## To do
Each record below must be written out exactly as given.

═══ Provided data

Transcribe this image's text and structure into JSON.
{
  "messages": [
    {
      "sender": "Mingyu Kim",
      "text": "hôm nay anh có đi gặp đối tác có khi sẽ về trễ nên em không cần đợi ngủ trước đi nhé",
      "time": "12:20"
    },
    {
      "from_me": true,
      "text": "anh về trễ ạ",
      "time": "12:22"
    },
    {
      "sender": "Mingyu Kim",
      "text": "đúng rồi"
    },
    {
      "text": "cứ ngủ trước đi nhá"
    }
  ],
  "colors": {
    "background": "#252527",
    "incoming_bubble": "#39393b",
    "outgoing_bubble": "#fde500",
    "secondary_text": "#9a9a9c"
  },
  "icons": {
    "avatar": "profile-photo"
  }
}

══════

## Task response
Transcribe this image's text and structure into JSON.
{
  "messages": [
    {
      "sender": "Mingyu Kim",
      "text": "hôm nay anh có đi gặp đối tác có khi sẽ về trễ nên em không cần đợi ngủ trước đi nhé",
      "time": "12:20"
    },
    {
      "from_me": true,
      "text": "anh về trễ ạ",
      "time": "12:22"
    },
    {
      "sender": "Mingyu Kim",
      "text": "đúng rồi"
    },
    {
      "text": "cứ ngủ trước đi nhá"
    }
  ],
  "colors": {
    "background": "#252527",
    "incoming_bubble": "#39393b",
    "outgoing_bubble": "#fde500",
    "secondary_text": "#9a9a9c"
  },
  "icons": {
    "avatar": "profile-photo"
  }
}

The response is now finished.